§ **EXERCISE**
In the data below, which lines hold "HashInsert"? Copy every one.

(Excerpts from an interface dataset)
********************

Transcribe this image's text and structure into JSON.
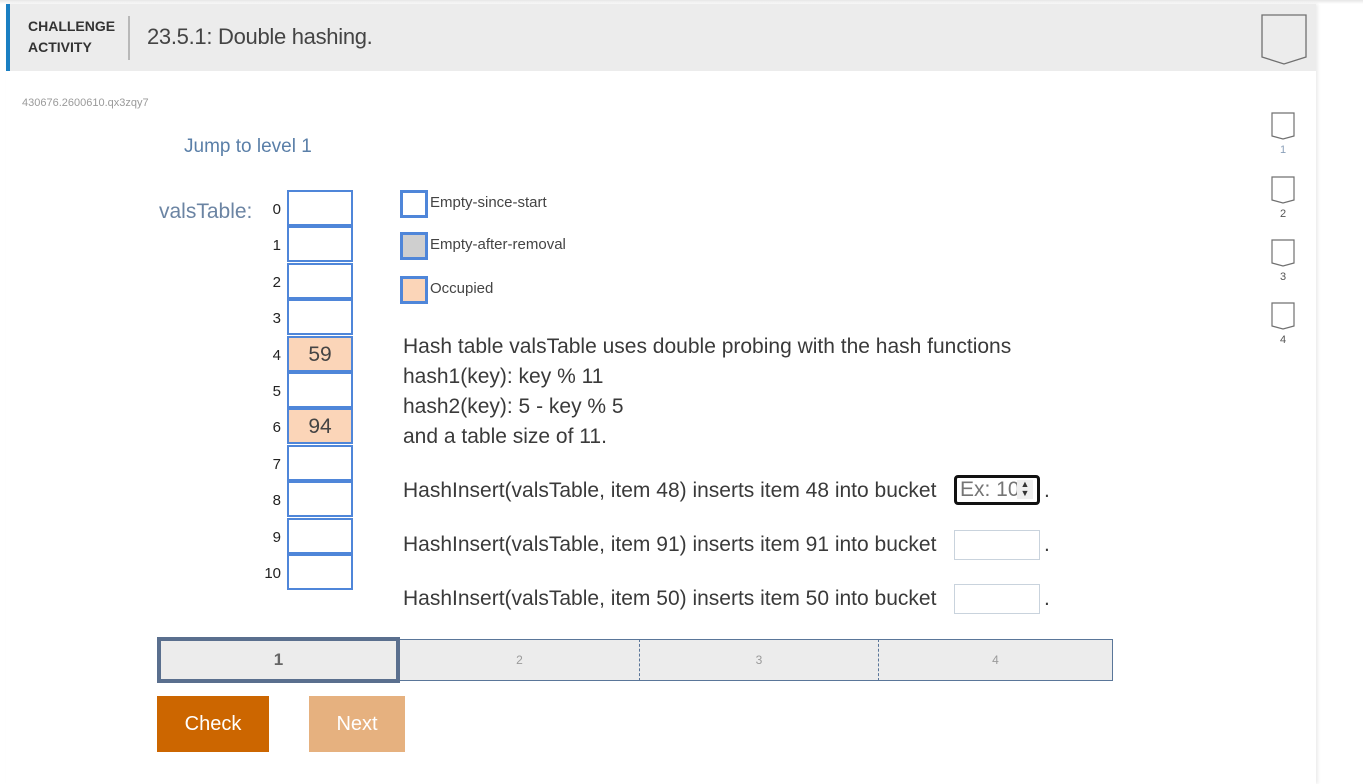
{
  "header": {
    "label_line1": "CHALLENGE",
    "label_line2": "ACTIVITY",
    "title": "23.5.1: Double hashing.",
    "completion_badge_icon": "pentagon-badge-icon"
  },
  "activity_id": "430676.2600610.qx3zqy7",
  "jump_link": "Jump to level 1",
  "side_levels": [
    {
      "label": "1",
      "icon": "pentagon-badge-icon"
    },
    {
      "label": "2",
      "icon": "pentagon-badge-icon"
    },
    {
      "label": "3",
      "icon": "pentagon-badge-icon"
    },
    {
      "label": "4",
      "icon": "pentagon-badge-icon"
    }
  ],
  "table": {
    "name_label": "valsTable:",
    "rows": [
      {
        "index": "0",
        "value": "",
        "state": "empty"
      },
      {
        "index": "1",
        "value": "",
        "state": "empty"
      },
      {
        "index": "2",
        "value": "",
        "state": "empty"
      },
      {
        "index": "3",
        "value": "",
        "state": "empty"
      },
      {
        "index": "4",
        "value": "59",
        "state": "occupied"
      },
      {
        "index": "5",
        "value": "",
        "state": "empty"
      },
      {
        "index": "6",
        "value": "94",
        "state": "occupied"
      },
      {
        "index": "7",
        "value": "",
        "state": "empty"
      },
      {
        "index": "8",
        "value": "",
        "state": "empty"
      },
      {
        "index": "9",
        "value": "",
        "state": "empty"
      },
      {
        "index": "10",
        "value": "",
        "state": "empty"
      }
    ]
  },
  "legend": [
    {
      "label": "Empty-since-start",
      "color": "#ffffff"
    },
    {
      "label": "Empty-after-removal",
      "color": "#cfcfcf"
    },
    {
      "label": "Occupied",
      "color": "#fbd5b8"
    }
  ],
  "description": [
    "Hash table valsTable uses double probing with the hash functions",
    "hash1(key): key % 11",
    "hash2(key): 5 - key % 5",
    "and a table size of 11."
  ],
  "questions": [
    {
      "text": "HashInsert(valsTable, item 48) inserts item 48 into bucket",
      "value": "",
      "placeholder": "Ex: 10",
      "focused": true
    },
    {
      "text": "HashInsert(valsTable, item 91) inserts item 91 into bucket",
      "value": "",
      "placeholder": "",
      "focused": false
    },
    {
      "text": "HashInsert(valsTable, item 50) inserts item 50 into bucket",
      "value": "",
      "placeholder": "",
      "focused": false
    }
  ],
  "progress_levels": [
    "1",
    "2",
    "3",
    "4"
  ],
  "current_level": "1",
  "buttons": {
    "check": "Check",
    "next": "Next"
  },
  "colors": {
    "accent_bar": "#1b7fc2",
    "check_button": "#cc6600",
    "next_button_disabled": "#e6b17f",
    "cell_border": "#4f86d9",
    "occupied": "#fbd5b8",
    "removed": "#cfcfcf"
  }
}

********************

§ **SOLUTION TO THIS TASK**
      "text": "HashInsert(valsTable, item 48) inserts item 48 into bucket",
      "text": "HashInsert(valsTable, item 91) inserts item 91 into bucket",
      "text": "HashInsert(valsTable, item 50) inserts item 50 into bucket",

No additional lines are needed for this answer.